* Directions for this task: Please repeat each entry. Match every word exactly.

═══ Records to use ═══

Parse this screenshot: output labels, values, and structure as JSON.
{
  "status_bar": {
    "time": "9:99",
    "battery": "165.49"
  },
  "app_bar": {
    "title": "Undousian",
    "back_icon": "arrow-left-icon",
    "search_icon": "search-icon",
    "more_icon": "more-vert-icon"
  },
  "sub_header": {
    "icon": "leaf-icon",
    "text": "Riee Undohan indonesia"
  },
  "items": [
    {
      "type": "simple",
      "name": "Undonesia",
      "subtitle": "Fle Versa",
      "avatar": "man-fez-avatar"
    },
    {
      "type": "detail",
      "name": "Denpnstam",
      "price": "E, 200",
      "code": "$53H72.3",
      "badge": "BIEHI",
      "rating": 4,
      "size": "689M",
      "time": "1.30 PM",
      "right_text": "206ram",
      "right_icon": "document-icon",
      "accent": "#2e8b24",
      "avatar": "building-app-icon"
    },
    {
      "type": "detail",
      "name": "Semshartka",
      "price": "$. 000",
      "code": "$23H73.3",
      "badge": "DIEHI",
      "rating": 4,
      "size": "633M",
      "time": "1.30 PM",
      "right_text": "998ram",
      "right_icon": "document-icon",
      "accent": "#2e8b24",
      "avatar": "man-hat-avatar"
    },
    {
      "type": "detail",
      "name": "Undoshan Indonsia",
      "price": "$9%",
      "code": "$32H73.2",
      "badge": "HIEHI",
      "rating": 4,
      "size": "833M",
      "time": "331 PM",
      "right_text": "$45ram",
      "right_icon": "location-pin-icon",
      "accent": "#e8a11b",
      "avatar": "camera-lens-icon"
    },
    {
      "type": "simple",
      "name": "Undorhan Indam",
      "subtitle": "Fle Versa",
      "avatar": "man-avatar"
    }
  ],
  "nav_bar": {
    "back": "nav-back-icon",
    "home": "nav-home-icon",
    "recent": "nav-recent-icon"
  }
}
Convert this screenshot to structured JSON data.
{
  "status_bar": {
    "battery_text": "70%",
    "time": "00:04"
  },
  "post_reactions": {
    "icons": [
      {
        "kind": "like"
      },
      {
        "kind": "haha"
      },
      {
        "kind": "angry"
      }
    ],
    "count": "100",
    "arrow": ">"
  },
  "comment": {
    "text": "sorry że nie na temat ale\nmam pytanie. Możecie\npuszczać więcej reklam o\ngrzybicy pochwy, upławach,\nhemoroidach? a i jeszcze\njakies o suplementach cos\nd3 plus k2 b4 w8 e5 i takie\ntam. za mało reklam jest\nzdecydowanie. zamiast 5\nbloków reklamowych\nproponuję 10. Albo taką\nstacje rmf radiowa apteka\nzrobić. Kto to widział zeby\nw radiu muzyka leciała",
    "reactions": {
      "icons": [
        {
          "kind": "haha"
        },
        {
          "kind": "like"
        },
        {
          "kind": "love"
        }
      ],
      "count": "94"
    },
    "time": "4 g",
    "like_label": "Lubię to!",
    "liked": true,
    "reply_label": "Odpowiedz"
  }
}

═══

* Solution to this exercise:
Parse this screenshot: output labels, values, and structure as JSON.
{
  "status_bar": {
    "time": "9:99",
    "battery": "165.49"
  },
  "app_bar": {
    "title": "Undousian",
    "back_icon": "arrow-left-icon",
    "search_icon": "search-icon",
    "more_icon": "more-vert-icon"
  },
  "sub_header": {
    "icon": "leaf-icon",
    "text": "Riee Undohan indonesia"
  },
  "items": [
    {
      "type": "simple",
      "name": "Undonesia",
      "subtitle": "Fle Versa",
      "avatar": "man-fez-avatar"
    },
    {
      "type": "detail",
      "name": "Denpnstam",
      "price": "E, 200",
      "code": "$53H72.3",
      "badge": "BIEHI",
      "rating": 4,
      "size": "689M",
      "time": "1.30 PM",
      "right_text": "206ram",
      "right_icon": "document-icon",
      "accent": "#2e8b24",
      "avatar": "building-app-icon"
    },
    {
      "type": "detail",
      "name": "Semshartka",
      "price": "$. 000",
      "code": "$23H73.3",
      "badge": "DIEHI",
      "rating": 4,
      "size": "633M",
      "time": "1.30 PM",
      "right_text": "998ram",
      "right_icon": "document-icon",
      "accent": "#2e8b24",
      "avatar": "man-hat-avatar"
    },
    {
      "type": "detail",
      "name": "Undoshan Indonsia",
      "price": "$9%",
      "code": "$32H73.2",
      "badge": "HIEHI",
      "rating": 4,
      "size": "833M",
      "time": "331 PM",
      "right_text": "$45ram",
      "right_icon": "location-pin-icon",
      "accent": "#e8a11b",
      "avatar": "camera-lens-icon"
    },
    {
      "type": "simple",
      "name": "Undorhan Indam",
      "subtitle": "Fle Versa",
      "avatar": "man-avatar"
    }
  ],
  "nav_bar": {
    "back": "nav-back-icon",
    "home": "nav-home-icon",
    "recent": "nav-recent-icon"
  }
}
Convert this screenshot to structured JSON data.
{
  "status_bar": {
    "battery_text": "70%",
    "time": "00:04"
  },
  "post_reactions": {
    "icons": [
      {
        "kind": "like"
      },
      {
        "kind": "haha"
      },
      {
        "kind": "angry"
      }
    ],
    "count": "100",
    "arrow": ">"
  },
  "comment": {
    "text": "sorry że nie na temat ale\nmam pytanie. Możecie\npuszczać więcej reklam o\ngrzybicy pochwy, upławach,\nhemoroidach? a i jeszcze\njakies o suplementach cos\nd3 plus k2 b4 w8 e5 i takie\ntam. za mało reklam jest\nzdecydowanie. zamiast 5\nbloków reklamowych\nproponuję 10. Albo taką\nstacje rmf radiowa apteka\nzrobić. Kto to widział zeby\nw radiu muzyka leciała",
    "reactions": {
      "icons": [
        {
          "kind": "haha"
        },
        {
          "kind": "like"
        },
        {
          "kind": "love"
        }
      ],
      "count": "94"
    },
    "time": "4 g",
    "like_label": "Lubię to!",
    "liked": true,
    "reply_label": "Odpowiedz"
  }
}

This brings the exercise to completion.